He was asking two things of those who came after him. He was asking us to stay rooted in Jewish tradition, folkways, and community. He was also asking us to establish a new tradition – that of consciously remembering him, not only for his stories, but for the fact that his stories, because they dealt with the human condition, could be read any time, in any language and still be pertinent to the times in which we live. He was also reminding us that the personality of a people is shaped by tradition.
One of Sholem Aleychem’s contemporaries, Y.L. Perets, the father of Yiddish literature, made the same point even more strongly when he suggested, that living in a spiritual ghetto was of no value. But, in living in the world, he said, “We must “give and take…yet continue to be oneself – that is the important thing. The ethical light in which [a Jew] sees the world must be Jewish….
[He also said] You cannot survive unless your spirit is your own…You may be influenced…you make take suggestions, may be moved. But living with an alien will is impossible.”5
That’s why I say to you… at a time when Secular Humanism in general is being attacked by government, and free scientific inquiry is being circumscribed by the academic and clerical evangelical right of all denominations, how wonderful it is to be celebrating the 50th anniversary of the Sholem Community of Los Angeles, the 50th anniversary of the Sholem Aleichem Club of Philadelphia, and the 145th anniversary of Sholem Aleichem the writer who has transcended the Jewish community and is now a revered part of world literature. And how wonderful it is to be celebrating the dedication of each one of us to continue building our secular, humanist Jewish community. How wonderful it is to be able to reach out and welcome those who want to join us in contributing new songs for new times. How wonderful it is to know that we have a younger generation contributing its voice in helping us move forward. Yes, with our own soul. And yes, with our Jewish secular humanism, to bring our sense of Yidishkayt not only to the Jewish community but to the larger community in general.
Nayte tsaytn, naye lider. New songs for new times. We’re composing them. We’re singing them. Sholem Aleykhem!
- Zukerman and Herbst, eds, quoting Alfred Kazin, from fly leaf, Vol. 2, Sholem Aleichem, The three great classic writers of modern Yiddish literature, Panglos Press, 1994
- G.A. Cohen, If you’re an egalitarian, How come your so rich, pages 39/40, Harvard University Press, 2000
- G.A. Cohen, If your and egalitarian, how come you’re so rich?, p.39, Harvard University Press, 2000

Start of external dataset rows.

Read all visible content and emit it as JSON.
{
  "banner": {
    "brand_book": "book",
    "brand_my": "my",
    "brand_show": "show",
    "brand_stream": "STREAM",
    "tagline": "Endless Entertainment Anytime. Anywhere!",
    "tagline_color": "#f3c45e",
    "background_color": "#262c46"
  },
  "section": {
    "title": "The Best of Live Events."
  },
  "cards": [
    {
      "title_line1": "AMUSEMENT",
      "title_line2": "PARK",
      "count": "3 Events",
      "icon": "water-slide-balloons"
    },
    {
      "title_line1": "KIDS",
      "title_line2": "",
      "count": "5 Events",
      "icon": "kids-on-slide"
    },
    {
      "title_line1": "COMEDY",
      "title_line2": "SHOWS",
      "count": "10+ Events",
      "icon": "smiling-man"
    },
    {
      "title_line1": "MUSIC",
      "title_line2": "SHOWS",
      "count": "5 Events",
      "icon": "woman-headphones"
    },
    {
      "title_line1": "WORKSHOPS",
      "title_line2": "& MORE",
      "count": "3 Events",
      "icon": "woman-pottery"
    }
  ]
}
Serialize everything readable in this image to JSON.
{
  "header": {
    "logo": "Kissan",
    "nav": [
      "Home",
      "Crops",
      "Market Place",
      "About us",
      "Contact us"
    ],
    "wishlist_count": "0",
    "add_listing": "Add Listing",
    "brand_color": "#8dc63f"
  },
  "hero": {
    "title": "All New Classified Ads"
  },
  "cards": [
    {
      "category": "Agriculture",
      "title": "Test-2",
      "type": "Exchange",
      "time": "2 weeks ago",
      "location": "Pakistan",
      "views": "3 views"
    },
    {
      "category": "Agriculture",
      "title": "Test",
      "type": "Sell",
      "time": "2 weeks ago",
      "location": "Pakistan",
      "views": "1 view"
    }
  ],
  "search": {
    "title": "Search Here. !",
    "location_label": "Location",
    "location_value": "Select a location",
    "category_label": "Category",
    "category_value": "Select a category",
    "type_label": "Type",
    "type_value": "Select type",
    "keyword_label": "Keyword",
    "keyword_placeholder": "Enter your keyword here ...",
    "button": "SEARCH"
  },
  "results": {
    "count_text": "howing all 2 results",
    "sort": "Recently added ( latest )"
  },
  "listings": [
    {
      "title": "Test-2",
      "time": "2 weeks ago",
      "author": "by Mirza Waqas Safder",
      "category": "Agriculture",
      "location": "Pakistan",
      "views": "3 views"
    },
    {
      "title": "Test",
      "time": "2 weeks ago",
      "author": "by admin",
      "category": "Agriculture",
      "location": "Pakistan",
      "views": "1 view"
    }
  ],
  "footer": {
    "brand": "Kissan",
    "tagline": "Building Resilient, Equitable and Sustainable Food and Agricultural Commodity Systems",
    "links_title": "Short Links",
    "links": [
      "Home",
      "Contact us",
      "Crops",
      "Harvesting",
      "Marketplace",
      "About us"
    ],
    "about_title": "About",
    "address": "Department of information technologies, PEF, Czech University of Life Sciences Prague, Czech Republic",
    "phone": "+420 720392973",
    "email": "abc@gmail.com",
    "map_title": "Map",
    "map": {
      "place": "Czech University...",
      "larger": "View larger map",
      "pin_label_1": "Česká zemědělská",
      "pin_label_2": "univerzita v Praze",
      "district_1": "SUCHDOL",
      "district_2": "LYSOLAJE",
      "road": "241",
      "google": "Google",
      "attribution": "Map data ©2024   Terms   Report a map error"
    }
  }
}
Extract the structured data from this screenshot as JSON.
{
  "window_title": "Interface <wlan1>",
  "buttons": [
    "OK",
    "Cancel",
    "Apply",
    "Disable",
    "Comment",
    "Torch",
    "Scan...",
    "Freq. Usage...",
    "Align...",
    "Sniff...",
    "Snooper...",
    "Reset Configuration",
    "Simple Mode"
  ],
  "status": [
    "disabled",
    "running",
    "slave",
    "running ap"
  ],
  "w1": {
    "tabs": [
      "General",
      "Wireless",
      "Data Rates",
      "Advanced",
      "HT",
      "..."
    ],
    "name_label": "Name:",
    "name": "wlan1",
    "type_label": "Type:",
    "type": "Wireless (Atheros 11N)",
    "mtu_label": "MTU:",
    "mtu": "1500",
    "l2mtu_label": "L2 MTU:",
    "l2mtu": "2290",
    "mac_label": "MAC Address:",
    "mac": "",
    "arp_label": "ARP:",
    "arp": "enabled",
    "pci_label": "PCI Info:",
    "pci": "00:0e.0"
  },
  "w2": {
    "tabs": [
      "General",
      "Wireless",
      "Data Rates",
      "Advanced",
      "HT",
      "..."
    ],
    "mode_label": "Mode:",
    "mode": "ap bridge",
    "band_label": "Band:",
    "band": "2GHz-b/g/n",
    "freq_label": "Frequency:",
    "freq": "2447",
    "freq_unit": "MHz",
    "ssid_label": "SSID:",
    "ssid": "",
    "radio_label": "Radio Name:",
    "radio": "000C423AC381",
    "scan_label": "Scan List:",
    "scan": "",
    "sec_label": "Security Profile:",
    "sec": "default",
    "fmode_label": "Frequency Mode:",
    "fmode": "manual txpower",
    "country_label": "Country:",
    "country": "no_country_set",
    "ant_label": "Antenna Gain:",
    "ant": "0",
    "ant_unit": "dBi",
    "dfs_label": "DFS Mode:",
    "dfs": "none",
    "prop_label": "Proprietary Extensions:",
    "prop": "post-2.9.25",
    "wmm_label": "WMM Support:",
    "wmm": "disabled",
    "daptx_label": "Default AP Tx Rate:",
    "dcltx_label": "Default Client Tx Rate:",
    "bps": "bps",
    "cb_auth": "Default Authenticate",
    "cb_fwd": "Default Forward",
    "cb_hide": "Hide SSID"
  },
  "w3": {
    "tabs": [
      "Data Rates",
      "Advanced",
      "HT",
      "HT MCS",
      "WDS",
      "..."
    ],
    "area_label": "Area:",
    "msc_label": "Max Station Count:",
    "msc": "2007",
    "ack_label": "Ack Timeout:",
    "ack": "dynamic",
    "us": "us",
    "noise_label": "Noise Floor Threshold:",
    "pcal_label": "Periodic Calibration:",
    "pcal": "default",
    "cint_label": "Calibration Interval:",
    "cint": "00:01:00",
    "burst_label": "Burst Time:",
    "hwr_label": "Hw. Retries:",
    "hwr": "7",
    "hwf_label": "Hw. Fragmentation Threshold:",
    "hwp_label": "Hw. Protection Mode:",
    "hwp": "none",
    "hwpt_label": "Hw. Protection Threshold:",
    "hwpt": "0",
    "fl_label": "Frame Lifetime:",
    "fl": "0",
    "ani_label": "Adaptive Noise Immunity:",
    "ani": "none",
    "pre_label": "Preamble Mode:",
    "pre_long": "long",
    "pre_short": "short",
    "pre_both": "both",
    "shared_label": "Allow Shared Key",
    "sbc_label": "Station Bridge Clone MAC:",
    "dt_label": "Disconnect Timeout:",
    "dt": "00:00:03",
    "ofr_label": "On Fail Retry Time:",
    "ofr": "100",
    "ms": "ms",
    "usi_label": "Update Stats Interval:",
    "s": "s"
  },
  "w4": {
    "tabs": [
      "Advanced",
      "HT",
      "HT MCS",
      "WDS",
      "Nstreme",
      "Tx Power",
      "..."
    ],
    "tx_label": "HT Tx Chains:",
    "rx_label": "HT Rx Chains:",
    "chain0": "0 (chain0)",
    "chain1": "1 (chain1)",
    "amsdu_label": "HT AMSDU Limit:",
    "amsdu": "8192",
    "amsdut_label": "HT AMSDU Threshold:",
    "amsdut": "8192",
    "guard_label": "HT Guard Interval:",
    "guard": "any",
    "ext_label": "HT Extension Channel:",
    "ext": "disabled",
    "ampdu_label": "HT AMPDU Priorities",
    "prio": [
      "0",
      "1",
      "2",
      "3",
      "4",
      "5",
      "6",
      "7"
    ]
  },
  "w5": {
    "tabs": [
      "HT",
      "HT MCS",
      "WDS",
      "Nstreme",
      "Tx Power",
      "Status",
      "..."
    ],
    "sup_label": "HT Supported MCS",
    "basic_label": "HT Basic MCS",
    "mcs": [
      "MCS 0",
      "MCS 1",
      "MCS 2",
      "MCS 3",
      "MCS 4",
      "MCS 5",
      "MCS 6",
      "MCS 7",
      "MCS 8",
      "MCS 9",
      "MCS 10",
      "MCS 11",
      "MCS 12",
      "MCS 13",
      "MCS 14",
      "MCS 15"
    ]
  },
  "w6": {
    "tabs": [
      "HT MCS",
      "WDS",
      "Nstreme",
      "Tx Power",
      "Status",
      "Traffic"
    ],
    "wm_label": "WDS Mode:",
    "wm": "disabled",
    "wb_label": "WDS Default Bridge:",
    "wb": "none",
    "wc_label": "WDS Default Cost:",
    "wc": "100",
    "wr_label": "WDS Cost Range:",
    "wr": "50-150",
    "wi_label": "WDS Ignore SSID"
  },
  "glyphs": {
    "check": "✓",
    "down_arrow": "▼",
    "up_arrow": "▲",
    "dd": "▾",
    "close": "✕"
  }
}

- Paul Kurtz, article form Free Inquiry Magazine, Volume 24, Number 3
- Sholem Aleichem, In the Storm, (English translation by Aliza Shevrin), G.P Putnam and Sons, New York, 1984